OK…after reading my own post I realized I was not clear…What I meant is to ask how old your stand alone DVD player is… some old players have trouble reading DVD-Rs. For example, my old Hitachi player has a lot of trouble reading DVD-R even if the media is high quality or new.


#13

Hello Robin
There are a lot of threads here similar to yours. I’d recommend you spend some time reading them so you can save time (money and headaches) later.
Some of the things you’ll learn is that that particular MID (CMC AE1) is not the best for all burners/players; burning speed impacts the “playability” of your dvd; how to update your burner’s firmware; how to post a log; how to choose better media (verbatim are on sale at Microcenter and will be on sale at BestBuy starting Sunday).
There is a lot of expert peope here (DrageMester, Arachne, Chewey, Scoobiedoobie, Lighting UK, and more) if you check their posts you’ll learn a lot.
A good burn is the result of a lot of factors, media is one of them. I’d recommend verbatim or media made in Japan.
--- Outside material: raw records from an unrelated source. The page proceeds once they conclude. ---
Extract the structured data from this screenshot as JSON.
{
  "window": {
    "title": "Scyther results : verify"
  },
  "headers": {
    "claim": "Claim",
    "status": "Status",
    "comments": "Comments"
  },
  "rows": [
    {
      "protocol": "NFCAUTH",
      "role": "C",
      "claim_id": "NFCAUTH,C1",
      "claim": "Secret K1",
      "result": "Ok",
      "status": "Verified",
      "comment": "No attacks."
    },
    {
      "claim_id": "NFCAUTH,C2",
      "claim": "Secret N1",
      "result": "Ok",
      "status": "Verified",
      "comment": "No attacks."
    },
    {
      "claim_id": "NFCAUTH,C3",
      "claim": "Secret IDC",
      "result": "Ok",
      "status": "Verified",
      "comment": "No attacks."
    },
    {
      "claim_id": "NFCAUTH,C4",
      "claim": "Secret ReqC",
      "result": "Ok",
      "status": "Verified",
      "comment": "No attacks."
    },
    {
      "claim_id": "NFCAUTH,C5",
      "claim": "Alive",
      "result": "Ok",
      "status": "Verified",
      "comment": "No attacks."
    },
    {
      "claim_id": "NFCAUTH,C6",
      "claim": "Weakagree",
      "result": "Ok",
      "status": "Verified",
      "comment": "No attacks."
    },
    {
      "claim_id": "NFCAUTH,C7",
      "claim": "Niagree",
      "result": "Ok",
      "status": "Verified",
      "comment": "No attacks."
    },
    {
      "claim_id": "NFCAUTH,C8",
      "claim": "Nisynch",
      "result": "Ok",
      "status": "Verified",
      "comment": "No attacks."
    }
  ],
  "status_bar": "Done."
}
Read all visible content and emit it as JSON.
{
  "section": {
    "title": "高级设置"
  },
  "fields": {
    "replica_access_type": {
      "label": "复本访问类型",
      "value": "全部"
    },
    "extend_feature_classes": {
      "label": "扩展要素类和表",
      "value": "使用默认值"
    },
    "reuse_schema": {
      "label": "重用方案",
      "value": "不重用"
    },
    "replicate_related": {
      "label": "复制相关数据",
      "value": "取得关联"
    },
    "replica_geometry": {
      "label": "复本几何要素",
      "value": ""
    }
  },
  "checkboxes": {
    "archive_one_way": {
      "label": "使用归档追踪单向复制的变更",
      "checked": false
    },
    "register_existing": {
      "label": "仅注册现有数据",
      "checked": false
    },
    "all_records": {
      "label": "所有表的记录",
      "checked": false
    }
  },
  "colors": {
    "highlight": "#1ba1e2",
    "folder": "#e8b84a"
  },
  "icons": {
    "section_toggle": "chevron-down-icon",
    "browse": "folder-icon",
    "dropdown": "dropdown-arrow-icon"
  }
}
#14

if you buy a dvd+R DL disc with 8.5 gb/go data which can fit 240min of video on you should hav no probs and wont loose any quality hope that helps


#15

I doubt the media is to blame (CMC AE1 is good media in most newer burners, some older burners with poor firmware may have issues), it could be a picky player or a marginal burn. Burn quality can vary depending on the media, burner, and its firmware. You mention that your burner is a Philips 8801, which is a rebadged Benq, some of the best burners around actually. I’m not sure what the equivalent Benq model would be (1650 maybe?), but if it can be crossflashed to a Benq’s firmware it would help performance, and CMC AE1 should burn very well (though I suspect it’s burning fine with the current setup). I’m guessing it’s more likely to be a picky player more than anything else, one of my players skips/stutters with basically any -R media, even great burn quality, but has no problems with +R. Some players are just the opposite and do better with -R, so it varies.


#16

P.S. - just checked and the 8801 is a Benq 1650 and it’s an easy crossflash to 1650 firmware. To crossflash, download the program BQFlasher and use it to flash a 1650 firmware to your 8801. It will improve the performance and add a lot of additional features that are available for Benq drives. The latest firmware for the 1650 is BCIC.


#17

Wow - thanks folks! You guys know so much! A lot of what you’re saying is going over my head right now (I have a cold in addition to this all being new to me) but I did take the disk and put it in another dvd player (a Mustek FREEBIE from Comcast cable) and it worked. Our other player is one of the first DVD/VCR combos that Samsung made, but I never thought of it as old. LOL

Nice to hear Dell put in a decent burner! Thanks for checking on that scoobiedoobie.

I had some disks I’d borrowed from a friend previously that they had burned and I learned then that my dvd player didn’t work with +r only -r.


#18

My player that’s picky with -R, whether it be great -R discs or poor ones, is also an older Samsung. So I’d say it’s that much more likely that it’s just a picky player.

As I said above, if you crossflash your drive it will help a lot, Benq firmware offers a lot of advantages (bitsetting, SolidBurn, overspeeding of media, faster read speeds, advanced testing of your discs for their burn quality, etc). One of the things that you’ll be able to do is ‘bitset’ +R discs, in simple terms bitsetting allows you to burn +R discs in a way that players are tricked into seeing them as pressed, commercial DVD-ROM discs. This increases the likelyhood of proper playback of +R discs on standalone players. -R media cannot be bitset. If you decide to crossflash, just look in the Benq burner forum and search for the main BQFlasher thread.